[Work item]:
Retype the records word for word. Skip every image.

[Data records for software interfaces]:
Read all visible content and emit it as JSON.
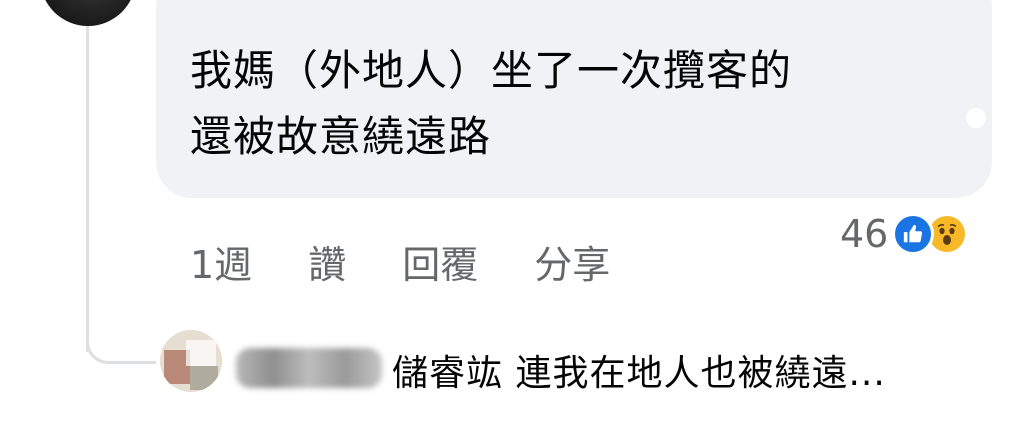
{
  "comment": {
    "author_name": "",
    "text_line1": "我媽（外地人）坐了一次攬客的",
    "text_line2": "還被故意繞遠路"
  },
  "actions": {
    "time": "1週",
    "like": "讚",
    "reply": "回覆",
    "share": "分享"
  },
  "reactions": {
    "count": "46",
    "icons": [
      "like-icon",
      "wow-icon"
    ],
    "colors": {
      "like": "#1b74e4",
      "wow": "#f7b928"
    }
  },
  "reply_preview": {
    "text": "儲睿竑 連我在地人也被繞遠..."
  }
}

[Finished task]:
Read all visible content and emit it as JSON.
{
  "comment": {
    "author_name": "",
    "text_line1": "我媽（外地人）坐了一次攬客的",
    "text_line2": "還被故意繞遠路"
  },
  "actions": {
    "time": "1週",
    "like": "讚",
    "reply": "回覆",
    "share": "分享"
  },
  "reactions": {
    "count": "46",
    "icons": [
      "like-icon",
      "wow-icon"
    ],
    "colors": {
      "like": "#1b74e4",
      "wow": "#f7b928"
    }
  },
  "reply_preview": {
    "text": "儲睿竑 連我在地人也被繞遠..."
  }
}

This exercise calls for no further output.